Example prompt 1: Explain how the Greek ideal is represented and described in The Odyssey.
Thesis before: Homer’s Odyssey is a well known Greek work–the cornerstone of classic Greek literature.
That’s great, but what does it say about how ‘the Greek ideal is represented’ in the text? Try a thesis that answers the question squarely. You want to knock it out of the park:
Thesis after: Homer’s Odyssey depicts the ideal Greek as a reverent, loyal, and confident person–as seen in Odysseus’ relationships with the gods, his wife, and his son Telemachus.
Example prompt 2: Describe how symbols in Jane Eyre dramatize the tension in Jane and Rochester’s relationship.
Thesis before: A pioneering author of her time, Charlotte Brontë uses a variety of different techniques in Jane Eyre that add to and heighten the escalating drama in the book’s eloquent and distinguished prose. Among these varied and delicate techniques is symbolism, a most exemplary and astonishing literary method.
What? This thesis sounds impressive since it contains lots of words and fancy clauses, but most of it is unnecessary clutter. It dances around the core question without providing anything new or insightful. Instead, try a much stronger (and cleaner) thesis:
Thesis after: Brontë uses the symbols of fire and ice to symbolize two different aspects of Jane’s relationship with Rochester–temperamental passion and cold desolation. These symbols emphasize the contrast between the two lovers which makes their relationship so dramatic and complex.
Xenia in the Odyssey Essay
760 WordsMay 14th, 20094 Pages
The concept of guest hospitality is extremely important in ancient Greece. Hospitality, or Xenia, is so essential in Greek society that Zeus, in addition to being the king of the Gods, is also the God of travelers (Wikipedia). This created an obligation for the host to be hospitable to their guests, and conversely, the guests had their own responsibilities as well. If either the host or the guest was to break any rule set by Xenia, there would be severe penalties dealt by Zeus and also by society (Wikipedia). In The Odyssey, Xenia is a theme which is shown repeatedly throughout the book: Nestor and Menelaos take in Telemakhos warmly as a guest and Eumaios plays an excellent host to Odysseus, while Odysseus is disguised as a wandering…show more content…
However, the suitors did the worst thing a guest could do and, although in vain, plotted to kill Telemakhos as they feared that he would return from his trip to Pylos and Sparta with news of Odysseus.

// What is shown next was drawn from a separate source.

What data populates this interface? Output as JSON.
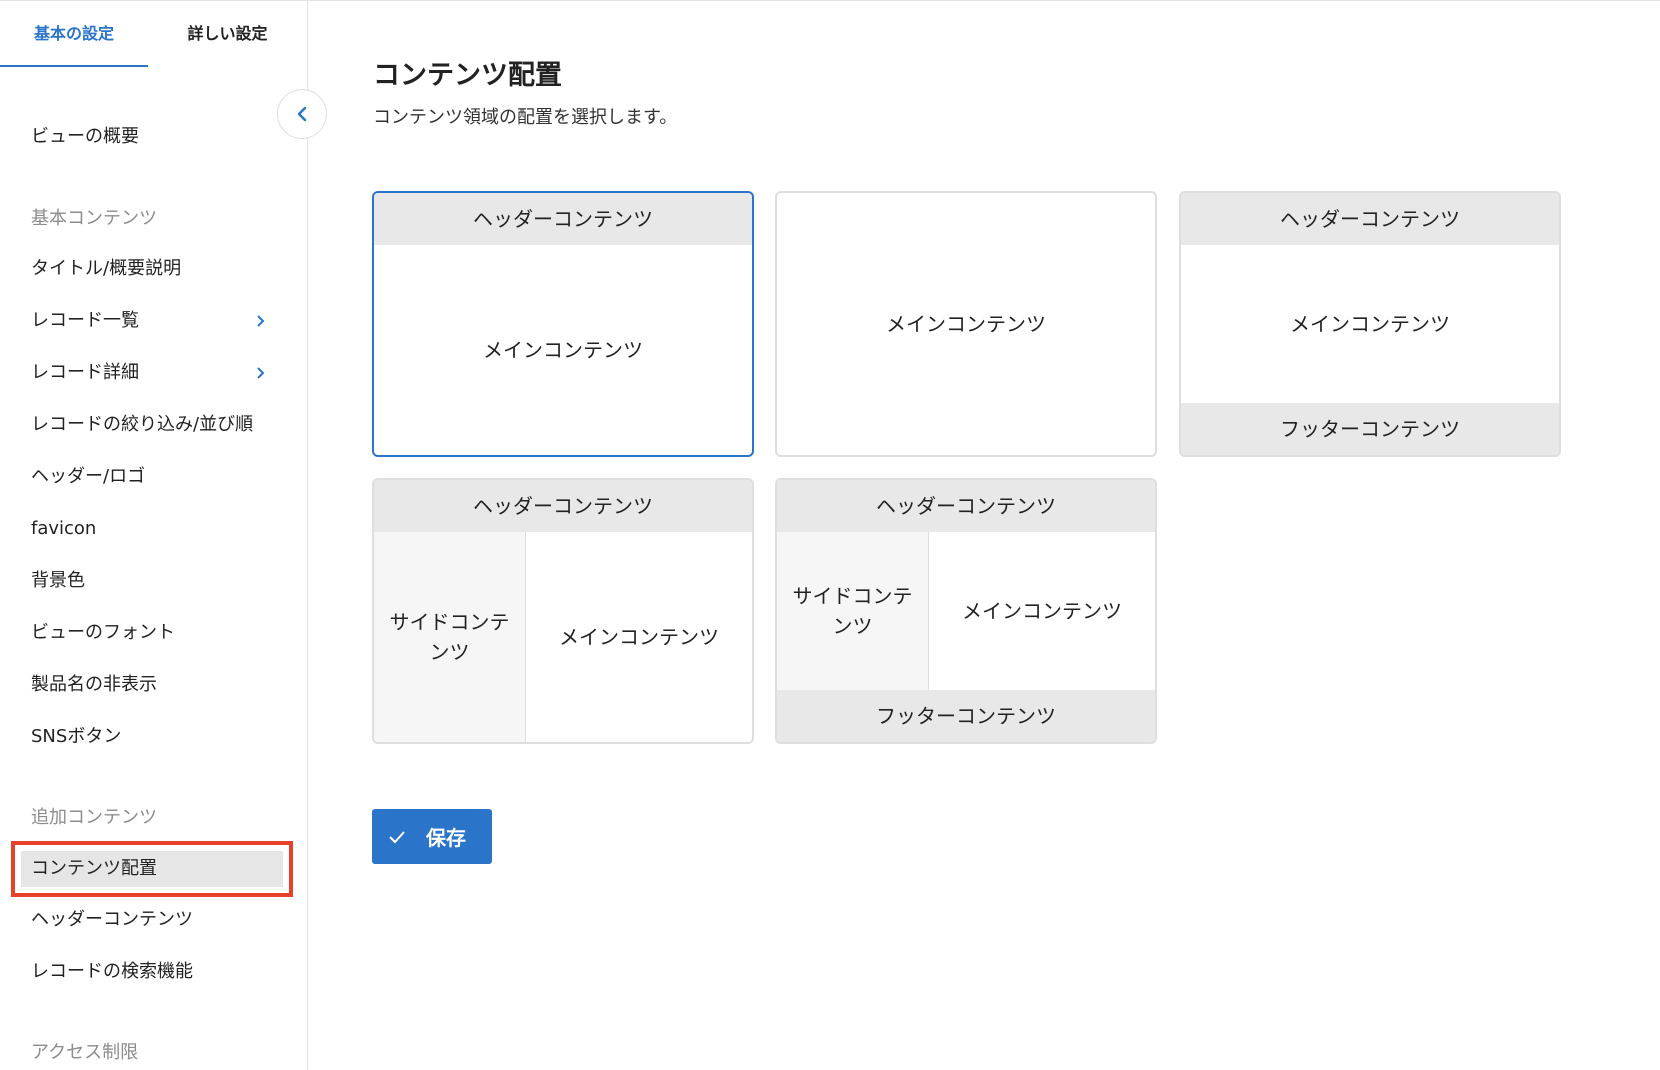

This is perhaps the biggest violation of Xenia that a guest can possibly commit and is punishable by death. In addition to overstaying their welcome and basically taking over the palace as their own, they also treated other guests of the palace poorly despite being guests themselves. In Book XX, Odysseus returned to his palace disguised as a stranger when the suitors were enjoying one of their banquets. Odysseus went around collecting scraps from the suitors so that he would learn to distinguish the good from the bad among them. However, Odysseus' inspection was not appreciated by Antinoos, and instead of giving him food as the others had done, he threw a stool at Odysseus, and struck him on the back (Greek Mythology Link). Without knowing it, the suitors, through Antinoos’ actions, had attacked their host which was another crime punishable by death.
Certainly, the suitors were aware of the consequences of their actions. Otherwise, when Antinoos threw the stool at Odysseus, the others wouldn’t worry that Zeus could be in the guise of the beggar. The suitors have been going against the values of Xenia for so long that they knew it was a matter of time before they’re punished for their actions; it wasn’t merely